Bastedo, J. & S. Tooke. 2007. Free as the Wind – Saving the Horses of Sable Island. Red Deer Press, 1512, 1800 – 4 Street SW, Calgary Alberta T2S 2S5. 32 pages. (Illustrated by Susan Tooke, with text by Jamie Bastedo).
Book Review: “Free as the Wind”
Wild and free the horses of Sable gallop over the sand dunes of their Island home—that strange and lonely island, lying almost 300 kilometres off the coast of nova Scotia. No one knows, for sure, how the first horses arrived there, but through centuries they have lived out their natural lives, with no predator, except man.
More than once, through the years, numbers of the wild creatures were captured and taken to the mainland, to be used for various purposes. Most cruel of all, some were forced to work in the deep, dark coal mines of Cape Breton. And once, in the middle of the last century, all the Sable horses were condemned to total extinction.
Government officials, visiting the Island, had found skulls and bones of horses scattered about and reported that the isolated animals were dying of starvation and ordered that some might be rescued but most should be put out of their misery at once. It was suggested that the meat could be used for dog food.
How this was prevented, by the action of Canadian children, is the basis of a fictional story published by RED DEER PRESS. The tale is told by Jamie Bastedo, and the book is beautifully illustrated by Susan Tooke, of Halifax.
Susan Tooke is a gifted artist and her cover picture is eye-catching. Here is a fine portrait of Gem, the stallion featured in Bastedo’s tale.

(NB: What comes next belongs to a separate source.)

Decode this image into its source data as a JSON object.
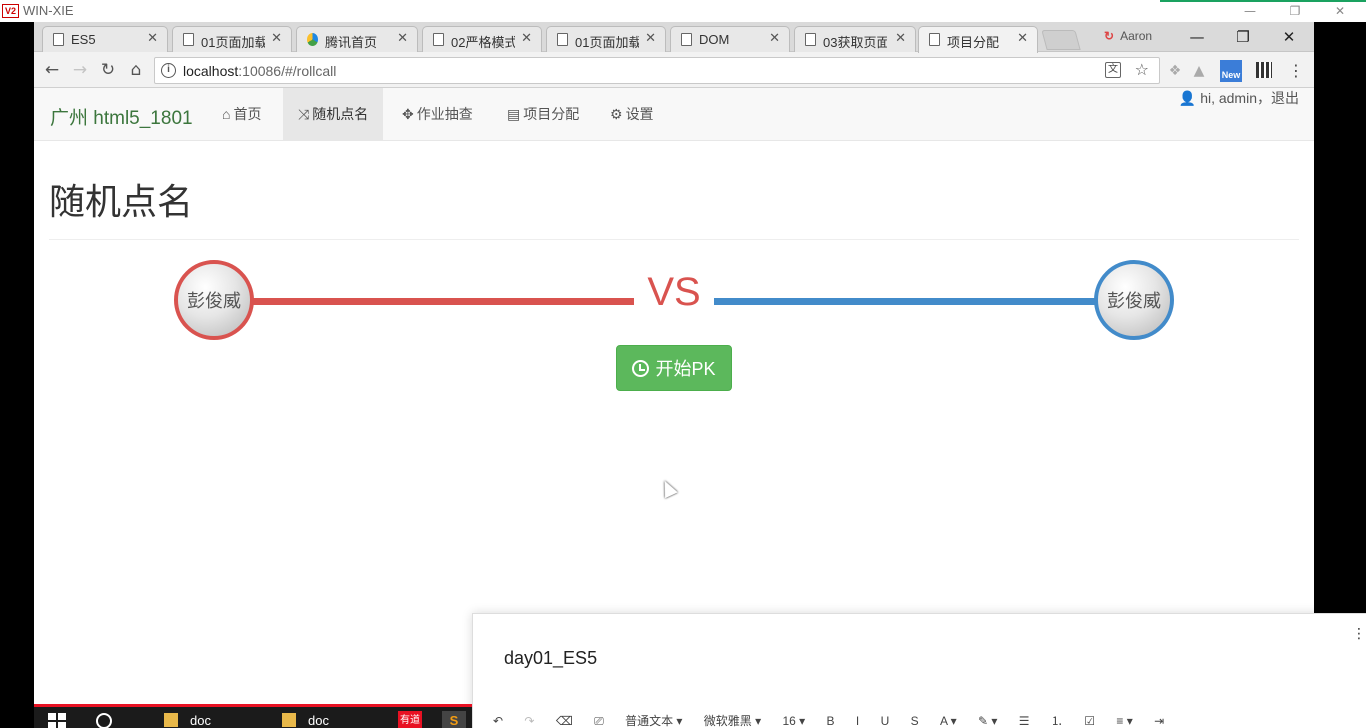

A foal gambols nearby and in the background another manifestation of Gem stands atop a grassy dune. Already one feels the wonder and charm of Sable Island and its horses.
Inside, other great paintings tell us more of the story. One shows us the boy, Lucas, walking down the hill to his home. We see the lovely panorama of the rolling dunes and the far, blue ocean. White gulls soar overhead. We can almost feel the breeze and smell of the salt air. Wild strawberries bloom in the grasses and a sparrow sits guard by her nest, with its clutch of brown speckled eggs. It is a sweet and peaceful scene.
But there is a dark, symbolic image in the left foreground, warning of trouble to come. The sparrow’s mate perches on the nearby partly decomposed head of a dead horse. On the next page Lucas and his little sister learn the sad news that they and the horses must leave their Island home, forever.
“Free as the Wind” is a book that many children will want to own themselves and it is a great book for the classroom. It can be used in many ways, perhaps best of all to show that children are people and when people band together their voices can be heard. They can “make a difference.” Sometimes people in high places make mistakes by not doing enough careful research before making important decisions.
“Free as the Wind” can also lead to studies of the many endangered wild creatures in the world of today. Teachers can help children think of ways they can make a difference. It can lead to a discussion of wild animals being captured and treated as pets, or put into zoos.
The last painting in the book shows a joyous Gem galloping through the surf of Sable Island, with Lucas and his dog following happily after. Is it true that the wild horses of Sable will live free as the wind forever? This book, with its inspiring images, leads us to hope so.
Prepared for the Sable Island Green Horse Society
By Joyce Barkhouse © May 2007